Institute for War and Peace Reporting | Giving Voice, Driving Change

Armenian Opposition Runs Up Against Karabakh Cops

Police prevent opposition group from moving out of Armenia.
By Arevik Sahakyan
  • Opposition convoy heads for Karabakh. (Photo: Constituent Parliament)
    Opposition convoy heads for Karabakh. (Photo: Constituent Parliament)
  • Karabakh police stop the Armenian opposition convoy and assault participants. (Photo: Constituent Parliament)
    Karabakh police stop the Armenian opposition convoy and assault participants. (Photo: Constituent Parliament)

After a recent incident in which opposition activists from Armenia were attacked by police while attempting to enter Nagorny Karabakh, experts are unsure whether the orders came from local officials or from Yerevan.

Several dozen members of the Constituent Parliament (formerly known as the Pre-Parliament), an opposition movement in Armenia were stopped and assaulted by police on January 31 when they tried to cross into Karabakh near the border town of Berdzor. About 20 cars in their convoy were damaged.

The group has been touring Armenia to publicise protests it is planning, and it wanted to do the same in Karabakh, which has been controlled by a local Armenian administration since the war with Azerbaijan in the early 1990s year.

The Karabakh authorities accused Constituent Parliament of provocation and claimed that police only intervened to protect group members from enraged local residents.

“The police stood between Karabakh residents opposed to this [protest] action and the convoy of vehicles so as to avoid a confrontation,” David Babayan, spokesman for Karabakh president Bako Sahakyan, said. “However, participants in the tour ignored police requests and effectively forced them into taking action.”

Constituent Parliament deputy head Varuzhan Avetisyan told IWPR that video footage posted on the internet clearly showed police attacking members of the group after they had decided to turn back.

“We did not put up any resistance,” Avetisyan said. “This was a deliberate attack by them. If we had resisted, they’d have had a pretext to use firearms against the participants. We were of course prepared foracts of provocation, but we didn’t expect the [Karabakh] state to commit a terrorist act.”

Lawyer Yervant Varosyan said that Sahakyan’s subsequent instructions that police should investigate the incident were“absurd”.

“The footage of beatings and damage to property that has emerged provides clear evidence that criminal proceedings should be launched,” he said.

Nagorno Karabakh’s deputy prime minister Arthur Aghabekian, speaking on local television, did not condemn the police action in Berdzor, and merely expressed regret that video footage of the incident had entered the public domain.

One theory that has emerged to explain why Constituent Parliament was given such short shrift is that the Karabakh administration is extremely touchy about its claim to self-determination and its aspiration to international recognition – something it has not even received from Armenia. According to this argument, Constituent Parliament has made it clear it regards the territory as merely an extension of the state of Armenia.

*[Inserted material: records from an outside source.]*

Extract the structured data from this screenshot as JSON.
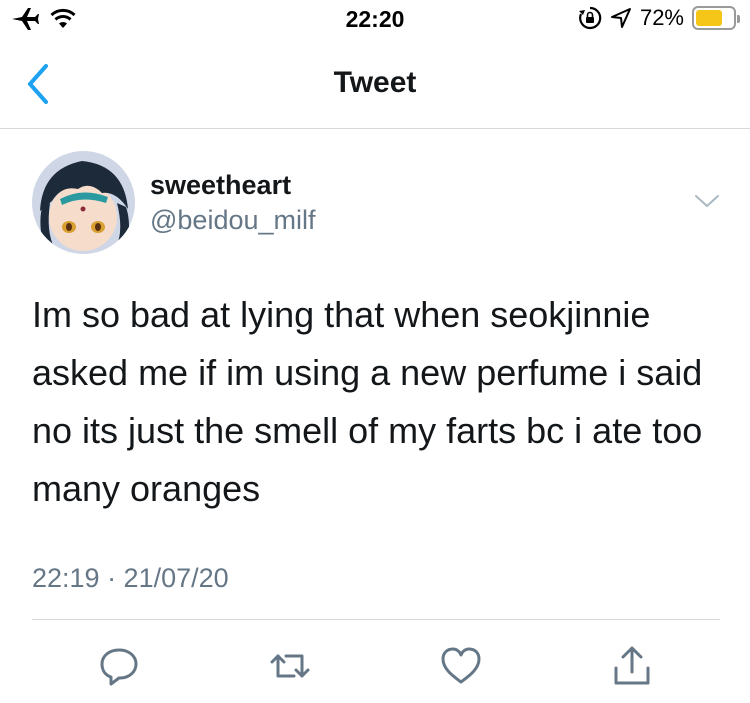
{
  "status_bar": {
    "time": "22:20",
    "battery_percent": "72%",
    "battery_level": 0.72,
    "icons": [
      "airplane-icon",
      "wifi-icon",
      "rotation-lock-icon",
      "location-icon",
      "battery-icon"
    ],
    "battery_color": "#f5c518"
  },
  "nav": {
    "title": "Tweet",
    "back_icon": "chevron-left-icon",
    "accent_color": "#1da1f2"
  },
  "tweet": {
    "author_name": "sweetheart",
    "author_handle": "@beidou_milf",
    "text": "Im so bad at lying that when seokjinnie asked me if im using a new perfume i said no its just the smell of my farts bc i ate too many oranges",
    "timestamp": "22:19 · 21/07/20",
    "menu_icon": "chevron-down-icon"
  },
  "actions": [
    {
      "icon": "reply-icon"
    },
    {
      "icon": "retweet-icon"
    },
    {
      "icon": "like-icon"
    },
    {
      "icon": "share-icon"
    }
  ],
  "colors": {
    "text_primary": "#14171a",
    "text_secondary": "#657786",
    "divider": "#d6d9db",
    "icon_gray": "#657786"
  }
}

“This approach taken by Constituent Parliament calls into question the process of international recognition for Nagorny Karabakh,” said Ruben Mehrabyan, a researcher with the Centre for Regional and International Studies in Yerevan.

Armenian opposition lawmaker Nikol Pashinyan agreed, explaining that the Karabakh government’s official position was that the territory was broadly speaking “Armenia but not part of the Republic of Armenia”.

Whatever the reasons, though, Pashinyan said the incident was troubling, and proposed that a special commission composed of his parliamentary colleagues go to Karabakh to try to sort the matter out.

“Everyone in Karabakh, without exception, is seriously concerned about what happened. What’s important for me is that President Bako Sahakyan should completely understand the gravity of what happened in Berdzor,” he said.

Another view is that the decision to foil Constituent Parliament’s publicity tour was taken in Yerevan and thus had little to do with the internal politics of Nagorny Karabakh.

Avetik Ishkhanyan, chairman of the Helsinki Committee of Armenia, noted that Constituent Parliament had already come under attack at home in recent months. He recalled a wave of attacks late last year in which cars belonging to its members were set on fire in Yerevan, and a member suffered a brutal street attack. (See Not-So-Random Violence in Armenia.)

“This is a continuation of the series of attacks on political figures and forces who the authorities perceive to be a threat,” Ishkhanyan told IWPR, predicting new cases of violence in the coming months. “The Armenian government wants to nip in the bud any audacious or rebellious act.”

Arevik Sahakian is a freelance journalist in Armenia.